A virus is considered a noncellular organism consisting of DNA or RNA enclosed in a protein coat -- which normally includes some enzymes. All viruses are parasites capable of replicating only within a host cell.
Viruses which infect bacteria such as E. coli are known as bacteriophages. Experiments on them have greatly increased our understanding of prokaryotic genetics (recall the Hershey Chase experiment which labeled the bacteriophage's protein coat with radioactive sulfur and its DNA with radioactive phosphorus).
The long evolutionary battle between bacteria and viruses has produced the exquisite host-parasite specificity seen in their offensive and defensive mechanisms.
The Lytic Cycle
Once a virus gets the upper hand it commandeers the bacteria's own RNA polymerase to make viral proteins and enzymes some of which chop up the bacteria's DNA for the nucleotides necessary to make viral DNA.
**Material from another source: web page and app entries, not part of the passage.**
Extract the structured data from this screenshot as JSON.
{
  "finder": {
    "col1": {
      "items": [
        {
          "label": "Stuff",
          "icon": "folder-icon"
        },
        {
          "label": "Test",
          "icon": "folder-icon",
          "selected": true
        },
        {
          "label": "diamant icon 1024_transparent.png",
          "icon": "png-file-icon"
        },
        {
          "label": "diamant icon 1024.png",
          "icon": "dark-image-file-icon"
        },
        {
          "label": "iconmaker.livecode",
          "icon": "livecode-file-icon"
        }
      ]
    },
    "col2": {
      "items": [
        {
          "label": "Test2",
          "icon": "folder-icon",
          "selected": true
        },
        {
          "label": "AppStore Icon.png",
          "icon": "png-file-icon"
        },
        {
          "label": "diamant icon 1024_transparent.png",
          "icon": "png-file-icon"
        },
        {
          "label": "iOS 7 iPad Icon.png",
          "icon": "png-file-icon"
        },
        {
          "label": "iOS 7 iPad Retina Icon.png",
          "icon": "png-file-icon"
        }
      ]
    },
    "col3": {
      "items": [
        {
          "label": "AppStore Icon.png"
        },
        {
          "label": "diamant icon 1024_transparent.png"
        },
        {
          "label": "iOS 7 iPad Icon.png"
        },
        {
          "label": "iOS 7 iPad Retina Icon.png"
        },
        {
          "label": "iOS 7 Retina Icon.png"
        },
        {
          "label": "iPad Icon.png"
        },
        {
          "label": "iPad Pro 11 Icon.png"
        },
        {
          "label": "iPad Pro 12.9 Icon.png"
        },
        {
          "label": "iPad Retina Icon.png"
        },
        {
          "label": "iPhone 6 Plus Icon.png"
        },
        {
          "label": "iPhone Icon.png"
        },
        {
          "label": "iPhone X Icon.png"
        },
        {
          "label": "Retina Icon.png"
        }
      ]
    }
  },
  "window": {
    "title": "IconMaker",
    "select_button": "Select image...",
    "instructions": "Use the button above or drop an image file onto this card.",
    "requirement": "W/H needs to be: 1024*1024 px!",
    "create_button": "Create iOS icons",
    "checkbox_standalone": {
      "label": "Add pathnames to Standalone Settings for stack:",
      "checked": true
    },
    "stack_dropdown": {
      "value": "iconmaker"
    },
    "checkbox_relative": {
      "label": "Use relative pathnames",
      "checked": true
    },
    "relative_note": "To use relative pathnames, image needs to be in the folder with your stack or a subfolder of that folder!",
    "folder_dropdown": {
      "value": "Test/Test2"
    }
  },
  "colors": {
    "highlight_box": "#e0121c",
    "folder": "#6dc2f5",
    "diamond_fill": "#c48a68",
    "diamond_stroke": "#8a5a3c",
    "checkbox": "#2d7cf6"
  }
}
Eventually the bacteria becomes nothing more than a bag full of viruses. The final stop in the viral life cycle is to lyse (rupture) the membrane surrounding the host cell releasing hundreds of new infectious particles. This process is called the lytic cycle.
Review the lytic cycle for bacteriophage T4.
One such virus that we will study is lambda.
The Lysogenic cycle
Some viruses have a second life cycle called the lysogenic cycle. After the virus enters the host cell it can choose to insert its DNA directly into the host's chromosome, a process called lysogeny.
The viral DNA is replicated along with the rest of the host's chromosome and is passed on to all the bacteria's progeny.
The virus remains dormant, producing only a repressor protein which prevents other viruses from attacking the cell until some environmental clue triggers the return to the lytic cycle
Review the lysogenic cycle of the bacteriophage lambda.
Visit this site for an excellent review of viral biology
Modified Feb. 10 2002